►

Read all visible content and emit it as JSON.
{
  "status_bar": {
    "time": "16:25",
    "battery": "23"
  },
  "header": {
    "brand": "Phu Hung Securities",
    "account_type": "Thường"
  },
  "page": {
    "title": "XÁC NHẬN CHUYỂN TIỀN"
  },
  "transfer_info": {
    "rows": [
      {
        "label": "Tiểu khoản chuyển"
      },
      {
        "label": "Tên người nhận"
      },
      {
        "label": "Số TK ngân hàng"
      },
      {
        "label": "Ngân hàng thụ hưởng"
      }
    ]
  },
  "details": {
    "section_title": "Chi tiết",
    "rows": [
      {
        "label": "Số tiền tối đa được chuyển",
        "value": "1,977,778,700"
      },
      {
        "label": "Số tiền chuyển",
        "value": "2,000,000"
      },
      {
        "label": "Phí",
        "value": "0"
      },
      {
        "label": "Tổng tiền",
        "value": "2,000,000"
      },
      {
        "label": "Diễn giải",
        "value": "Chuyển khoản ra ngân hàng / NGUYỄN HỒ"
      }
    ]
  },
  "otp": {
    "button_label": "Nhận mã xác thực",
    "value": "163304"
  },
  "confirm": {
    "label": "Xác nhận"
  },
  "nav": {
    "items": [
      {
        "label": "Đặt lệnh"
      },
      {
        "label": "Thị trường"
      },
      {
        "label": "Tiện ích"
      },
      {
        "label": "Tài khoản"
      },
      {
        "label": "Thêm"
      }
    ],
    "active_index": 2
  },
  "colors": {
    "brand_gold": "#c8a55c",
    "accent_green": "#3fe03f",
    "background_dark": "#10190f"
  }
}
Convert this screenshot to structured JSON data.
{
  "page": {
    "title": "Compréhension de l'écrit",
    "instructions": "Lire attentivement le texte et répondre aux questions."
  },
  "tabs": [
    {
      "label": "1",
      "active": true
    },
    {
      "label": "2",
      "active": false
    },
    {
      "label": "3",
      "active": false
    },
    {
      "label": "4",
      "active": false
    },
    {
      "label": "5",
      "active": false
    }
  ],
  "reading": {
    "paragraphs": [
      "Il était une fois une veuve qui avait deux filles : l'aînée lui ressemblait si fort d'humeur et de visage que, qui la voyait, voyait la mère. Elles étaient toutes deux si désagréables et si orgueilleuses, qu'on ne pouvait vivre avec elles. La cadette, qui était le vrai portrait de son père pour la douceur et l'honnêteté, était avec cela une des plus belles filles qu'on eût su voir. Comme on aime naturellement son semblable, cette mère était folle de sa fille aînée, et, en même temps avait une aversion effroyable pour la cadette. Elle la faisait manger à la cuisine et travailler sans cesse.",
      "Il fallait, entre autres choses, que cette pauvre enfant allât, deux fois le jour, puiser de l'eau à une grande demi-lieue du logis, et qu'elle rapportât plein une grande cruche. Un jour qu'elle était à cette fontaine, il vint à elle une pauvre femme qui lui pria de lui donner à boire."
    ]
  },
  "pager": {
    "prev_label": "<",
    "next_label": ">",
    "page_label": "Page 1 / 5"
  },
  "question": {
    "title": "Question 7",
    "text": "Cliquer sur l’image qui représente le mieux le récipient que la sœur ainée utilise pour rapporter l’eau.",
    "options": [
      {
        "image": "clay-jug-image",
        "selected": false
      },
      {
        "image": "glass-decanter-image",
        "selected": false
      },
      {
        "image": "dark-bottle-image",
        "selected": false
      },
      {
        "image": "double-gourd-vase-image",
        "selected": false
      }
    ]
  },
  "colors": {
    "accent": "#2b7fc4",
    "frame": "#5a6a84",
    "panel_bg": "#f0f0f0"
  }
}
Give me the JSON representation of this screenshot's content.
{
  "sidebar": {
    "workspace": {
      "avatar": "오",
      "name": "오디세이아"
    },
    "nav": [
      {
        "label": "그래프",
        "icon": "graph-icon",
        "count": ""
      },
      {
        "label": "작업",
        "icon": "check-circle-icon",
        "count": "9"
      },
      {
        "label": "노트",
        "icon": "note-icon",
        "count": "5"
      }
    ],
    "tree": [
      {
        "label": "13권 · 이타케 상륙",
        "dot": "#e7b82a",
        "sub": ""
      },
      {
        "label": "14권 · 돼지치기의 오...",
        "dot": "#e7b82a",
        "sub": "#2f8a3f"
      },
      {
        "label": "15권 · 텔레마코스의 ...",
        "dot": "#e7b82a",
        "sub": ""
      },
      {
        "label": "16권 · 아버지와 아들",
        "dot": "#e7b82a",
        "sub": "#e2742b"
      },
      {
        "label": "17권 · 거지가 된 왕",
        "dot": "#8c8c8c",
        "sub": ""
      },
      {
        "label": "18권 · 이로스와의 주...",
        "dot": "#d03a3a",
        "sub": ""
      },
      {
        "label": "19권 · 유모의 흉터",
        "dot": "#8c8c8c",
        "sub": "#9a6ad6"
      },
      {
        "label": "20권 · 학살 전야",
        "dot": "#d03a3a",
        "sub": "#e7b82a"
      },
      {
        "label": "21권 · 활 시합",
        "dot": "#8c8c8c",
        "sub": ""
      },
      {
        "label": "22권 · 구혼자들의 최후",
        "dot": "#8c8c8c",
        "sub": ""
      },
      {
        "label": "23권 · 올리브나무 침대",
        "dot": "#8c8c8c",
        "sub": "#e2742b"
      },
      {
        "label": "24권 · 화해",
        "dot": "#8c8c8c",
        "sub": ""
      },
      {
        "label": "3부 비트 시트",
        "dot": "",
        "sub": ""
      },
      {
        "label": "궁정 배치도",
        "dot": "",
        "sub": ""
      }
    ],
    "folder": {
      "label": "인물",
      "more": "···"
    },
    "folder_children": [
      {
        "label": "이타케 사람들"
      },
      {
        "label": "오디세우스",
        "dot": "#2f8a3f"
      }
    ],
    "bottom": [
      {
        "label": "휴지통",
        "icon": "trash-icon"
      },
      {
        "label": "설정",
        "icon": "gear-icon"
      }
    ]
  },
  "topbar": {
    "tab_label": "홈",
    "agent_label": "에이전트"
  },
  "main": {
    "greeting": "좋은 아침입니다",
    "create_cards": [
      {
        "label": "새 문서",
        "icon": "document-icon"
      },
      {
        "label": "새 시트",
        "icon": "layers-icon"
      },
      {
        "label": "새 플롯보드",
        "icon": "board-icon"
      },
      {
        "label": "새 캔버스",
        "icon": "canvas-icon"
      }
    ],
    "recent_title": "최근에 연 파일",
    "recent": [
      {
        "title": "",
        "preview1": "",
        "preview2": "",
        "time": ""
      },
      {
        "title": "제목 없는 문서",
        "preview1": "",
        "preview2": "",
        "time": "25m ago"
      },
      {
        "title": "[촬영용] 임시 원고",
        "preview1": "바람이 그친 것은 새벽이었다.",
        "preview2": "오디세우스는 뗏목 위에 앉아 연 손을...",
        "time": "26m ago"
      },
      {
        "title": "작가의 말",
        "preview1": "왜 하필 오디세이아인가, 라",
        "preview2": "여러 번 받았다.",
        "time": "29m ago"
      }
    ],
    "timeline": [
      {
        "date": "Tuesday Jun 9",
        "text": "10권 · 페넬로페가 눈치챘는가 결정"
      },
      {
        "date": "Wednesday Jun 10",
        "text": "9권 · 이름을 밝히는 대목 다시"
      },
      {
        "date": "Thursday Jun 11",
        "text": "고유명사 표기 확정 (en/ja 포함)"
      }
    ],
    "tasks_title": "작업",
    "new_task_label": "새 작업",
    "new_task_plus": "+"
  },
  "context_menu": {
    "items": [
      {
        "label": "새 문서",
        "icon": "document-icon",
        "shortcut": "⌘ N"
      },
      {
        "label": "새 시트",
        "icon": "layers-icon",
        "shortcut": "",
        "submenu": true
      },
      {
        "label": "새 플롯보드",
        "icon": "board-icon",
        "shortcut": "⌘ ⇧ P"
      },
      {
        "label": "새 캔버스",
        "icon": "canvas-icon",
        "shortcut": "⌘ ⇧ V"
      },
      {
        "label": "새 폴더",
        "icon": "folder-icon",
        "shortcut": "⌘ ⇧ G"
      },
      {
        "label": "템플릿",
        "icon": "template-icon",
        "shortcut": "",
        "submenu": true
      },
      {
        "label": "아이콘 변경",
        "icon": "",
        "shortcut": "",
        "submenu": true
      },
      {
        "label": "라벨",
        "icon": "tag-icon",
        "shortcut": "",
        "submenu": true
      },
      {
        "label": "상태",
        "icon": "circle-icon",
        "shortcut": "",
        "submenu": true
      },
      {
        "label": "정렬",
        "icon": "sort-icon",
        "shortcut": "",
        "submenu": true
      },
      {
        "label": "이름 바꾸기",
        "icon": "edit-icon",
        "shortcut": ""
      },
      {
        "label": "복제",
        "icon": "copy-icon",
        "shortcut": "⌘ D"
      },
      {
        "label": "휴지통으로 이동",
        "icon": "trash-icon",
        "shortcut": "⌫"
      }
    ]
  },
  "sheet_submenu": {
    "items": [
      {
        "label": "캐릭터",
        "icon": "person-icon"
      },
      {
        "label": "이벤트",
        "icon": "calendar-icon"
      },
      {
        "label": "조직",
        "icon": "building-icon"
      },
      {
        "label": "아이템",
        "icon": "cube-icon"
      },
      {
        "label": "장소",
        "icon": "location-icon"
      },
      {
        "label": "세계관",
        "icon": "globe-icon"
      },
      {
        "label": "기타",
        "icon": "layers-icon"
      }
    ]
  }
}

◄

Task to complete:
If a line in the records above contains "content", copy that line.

Task output:
Read all visible content and emit it as JSON.
Give me the JSON representation of this screenshot's content.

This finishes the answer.